By: Karrie Koesel and Christopher Marsh
EDITOR’S NOTE: This post is adapted in part from a feature-length article that originally appeared in a special open-access issue of The Review of Faith & International Affairs on June 20, 2016. It has been edited with the authors’ permission. Part I is available here.
When the regime you are engaging has invaded the territorial sovereignty of its neighbor (Ukraine, a U.S. ally), and is also on the brink of war with another one of your alliance members (Turkey) over the shooting down of one of its aircraft, it seems that the promotion of religious, civil, and political liberties is hardly a primary concern. Part I ended by asking the million-ruble question: How does the international community promote basic human rights in Russia? We first detailed the nature of religious freedom in contemporary Russia, how it has transformed since the collapse of the Soviet Union, and identified the challenges facing religious communities at risk. Next we lay out several strategies of engagement, some cautious and some more ambitious.
We are in a political moment where U.S.-Russia relations are at a new low. The U.S. appears to have little leverage over Vladimir Putin, and attention is primarily focused on military aggression and economic sanctions. Yet, this is not the moment to simply shelve the cause of democracy, human rights, and religious liberty in Russia. Within the contemporary geopolitical context, we suggest there are a number of practical strategies to promote positive change within these arenas. First, the U.S. must pursue a multiple actor, multiple channel, and long-term approach. Within the U.S. government there should be greater coordination around issues of democracy, human rights, and religious freedom. In some policy-making circles, democracy and human rights are seen as distinctive from religious freedom. We would suggest that these freedoms are bundled together. Religious liberty does not and cannot operate in a vacuum, but is deeply dependent on civil liberties, including freedom of association, assembly, and speech. If these areas continue to be understood as separate priorities within policy-making circles, their actual promotion falls into question.
Second, given the combative nature of Putin’s Russia, any tough talk, moral condemnation, and forceful action are likely to result in a backlash from all levels of Russian citizens. Thus, the U.S. must rely upon a combination of diplomatic and track-two channels of engagements. Within diplomatic circles, the U.S. should articulate the political, economic, and security interests at stake and ﬁnd common ground. The reality is that Russian leaders have few incentives to address quiet forms of discrimination facing religious minorities unless there is evidence how it is advantageous to their rule. Here, diplomats would be wise to draw on scholarship that demonstrates the security costs of religious restrictions as well as the potential beneﬁts of religious liberty. There is evidence that restrictions on religious groups contribute to violence, instability, and terrorism from several scholars, including Brian Grim, Roger Finke, Chris Seiple, and Dennis Hoover. Moreover, research demonstrates that religious freedom is positively linked to economic ﬂourishing, good business practices, and investment opportunities.

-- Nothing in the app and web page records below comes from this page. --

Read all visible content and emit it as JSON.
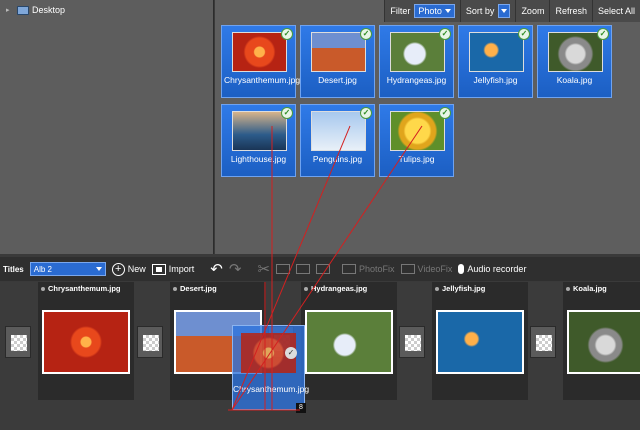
{
  "tree": {
    "root_label": "Desktop"
  },
  "toolbar": {
    "filter_label": "Filter",
    "filter_value": "Photo",
    "sort_label": "Sort by",
    "zoom_label": "Zoom",
    "refresh_label": "Refresh",
    "select_all_label": "Select All"
  },
  "photos": [
    {
      "caption": "Chrysanthemum.jpg",
      "icon": "check-icon"
    },
    {
      "caption": "Desert.jpg",
      "icon": "check-icon"
    },
    {
      "caption": "Hydrangeas.jpg",
      "icon": "check-icon"
    },
    {
      "caption": "Jellyfish.jpg",
      "icon": "check-icon"
    },
    {
      "caption": "Koala.jpg",
      "icon": "check-icon"
    },
    {
      "caption": "Lighthouse.jpg",
      "icon": "check-icon"
    },
    {
      "caption": "Penguins.jpg",
      "icon": "check-icon"
    },
    {
      "caption": "Tulips.jpg",
      "icon": "check-icon"
    }
  ],
  "midbar": {
    "titles_label": "Titles",
    "album_value": "Alb 2",
    "new_label": "New",
    "import_label": "Import",
    "photofix_label": "PhotoFix",
    "videofix_label": "VideoFix",
    "audio_label": "Audio recorder"
  },
  "timeline": {
    "clips": [
      {
        "title": "Chrysanthemum.jpg"
      },
      {
        "title": "Desert.jpg"
      },
      {
        "title": "Hydrangeas.jpg"
      },
      {
        "title": "Jellyfish.jpg"
      },
      {
        "title": "Koala.jpg"
      }
    ]
  },
  "drag": {
    "caption": "Chrysanthemum.jpg",
    "count": "8"
  },
  "colors": {
    "accent": "#2a6bd1",
    "tile": "#1c5fc3",
    "guide_line": "#d32020"
  }
}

Third, track-two engagement should also focus on pragmatism. This is because the foreign agents law and position of the Orthodox Church means that the overtures of Western NGOs and religious organizations may do more harm than good. Practitioners should be careful to demonstrate solidarity for these marginalized members of Russian society, but not be interpreted as attempts at regime change. Although we argue that practitioners are careful in how they engage Russian civil society, we believe they have the potential to play a vital role building symbolic bridges, such as the recent meeting of Pope Francis and Patriarch Kirill. One of the outcomes of this historic meeting was a joint declaration calling for the protection of those at risk in the Middle East and North Africa. U.S.-Russian diplomatic channels should follow this lead. Despite disagreement over the situation in eastern Ukraine and Syria, there is enough common ground for our two nations to cooperate for mutual advantage, not the least of which is the ﬁght against Islamic State of Iraq and the Levant and counterterrorism.
However, success will not happen overnight. Any strategy of engaging a resurgent Russia must be understood as a long-term project. If history teaches us anything it is that the protection of liberty is a slow and gradual process. Across administrations we must continue to be creative in our support for Russian civil society where and how we can, and strive to keep open channels of communication and ﬁnd common growth, both with the Russian government and non-state actors. To be sure, this will not be easy, but it moves us closer to a sustainable strategy of engagement with Russia for today and the future.
Karrie J. Koesel is an associate professor of Political Science at the University of Notre Dame and an associate scholar with the Berkley Center's Religious Freedom Project.
Christopher Marsh is professor of National Security and Strategic Studies at the US Army School of Advanced Military Studies and the president of the Special Operations Research Association and editor of its professional journal, Special Operations Journal
**All views and opinions presented in this essay are solely those of the author and publication on Cornerstone does not represent an endorsement or agreement from the Religious Freedom Institute or its leadership.**